Title: Dollar Up While Euro Still Feels Effect of Ukraine Conflict
Mar 10, 2022 10:53PM ET
The dollar gained in Asia on Friday morning, reaching a fresh five-year high versus the yen after a US inflation report showed the largest annual increase in 40 years. The euro had trouble holding its ground as a surprisingly hawkish turn by the European Central Bank was offset by growth concerns over Russia's incursion into Ukraine.
The US dollar index, which tracks the greenback against a basket of other currencies, rose 0.02% to 98.520 at 10:43 PM ET.
The USD/JPY pair rose 0.29% to 116.47, with the dollar gaining 1.3% against the yen this week.

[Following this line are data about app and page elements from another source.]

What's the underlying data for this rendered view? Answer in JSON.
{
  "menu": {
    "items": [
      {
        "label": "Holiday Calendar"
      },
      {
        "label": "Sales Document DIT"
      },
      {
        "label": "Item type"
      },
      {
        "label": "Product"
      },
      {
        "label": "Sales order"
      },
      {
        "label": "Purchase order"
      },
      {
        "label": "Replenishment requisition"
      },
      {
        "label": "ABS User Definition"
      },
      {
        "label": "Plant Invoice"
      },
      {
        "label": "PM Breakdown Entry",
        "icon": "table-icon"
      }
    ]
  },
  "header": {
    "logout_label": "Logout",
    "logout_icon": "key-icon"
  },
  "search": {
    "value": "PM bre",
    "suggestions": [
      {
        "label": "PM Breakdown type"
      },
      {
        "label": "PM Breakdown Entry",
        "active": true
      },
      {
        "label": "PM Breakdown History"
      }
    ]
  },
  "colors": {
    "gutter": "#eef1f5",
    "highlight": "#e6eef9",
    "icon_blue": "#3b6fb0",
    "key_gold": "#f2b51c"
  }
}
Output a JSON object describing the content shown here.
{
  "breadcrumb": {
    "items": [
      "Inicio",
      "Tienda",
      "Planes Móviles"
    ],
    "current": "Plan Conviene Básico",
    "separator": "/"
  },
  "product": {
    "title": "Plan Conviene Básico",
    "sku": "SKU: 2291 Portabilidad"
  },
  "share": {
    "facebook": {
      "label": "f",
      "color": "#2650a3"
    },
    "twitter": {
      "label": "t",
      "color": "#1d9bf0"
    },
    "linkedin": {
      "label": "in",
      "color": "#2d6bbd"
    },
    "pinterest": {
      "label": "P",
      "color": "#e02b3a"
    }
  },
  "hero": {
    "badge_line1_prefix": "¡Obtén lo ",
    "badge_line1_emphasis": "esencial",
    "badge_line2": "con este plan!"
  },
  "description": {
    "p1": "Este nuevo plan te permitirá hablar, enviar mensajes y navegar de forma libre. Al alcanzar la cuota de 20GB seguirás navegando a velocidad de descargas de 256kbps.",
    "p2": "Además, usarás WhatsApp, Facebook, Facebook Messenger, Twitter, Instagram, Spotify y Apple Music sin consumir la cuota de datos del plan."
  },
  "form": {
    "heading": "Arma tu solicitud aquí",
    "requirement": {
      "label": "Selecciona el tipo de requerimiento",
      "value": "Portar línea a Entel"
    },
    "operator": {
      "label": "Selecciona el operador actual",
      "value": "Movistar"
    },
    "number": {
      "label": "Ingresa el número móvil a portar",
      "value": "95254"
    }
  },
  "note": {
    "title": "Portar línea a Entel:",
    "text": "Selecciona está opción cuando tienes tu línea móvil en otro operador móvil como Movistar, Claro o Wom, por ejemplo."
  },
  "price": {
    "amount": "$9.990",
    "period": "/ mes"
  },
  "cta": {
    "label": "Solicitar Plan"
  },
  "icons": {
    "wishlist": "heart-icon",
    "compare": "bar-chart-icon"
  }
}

The AUD/USD pair fell 0.23% to 0.7340, and the NZD/USD pair eased 0.15% to 0.6852.
New Zealand's Business NZ Purchasing Managers Index came in at 53.6 in February.
The USD/CNY pair rose 0.05% to 6.3248 and the GBP/USD pair rose 0.04% to 1.3089.
The US report released on Thursday showed that the consumer price index (CPI) rose 7.9% year-on-year and 0.8% month-on-month in February. Core CPI rose 0.5% month-on-month and 6.4% year-on-year.
The CPI data "basically suggests that the US Federal Reserve should raise interest rates this month, but they also suggest that it will continue with rate hikes, at least initially," Rodrigo Cantrill, currency strategist at the National Bank of Australia, told Reuters.
Both the Fed and the Bank of Japan will announce their interest rate decisions next week. While the US central bank is anticipated to increase interest rates, its Japanese peer is sticking to a more subdued stance.
Both the pound and the euro have felt the impact of the conflict in Ukraine and the resulting rise in commodity prices.
The euro last traded at $1.1010, having weakened by 0.8% on Thursday.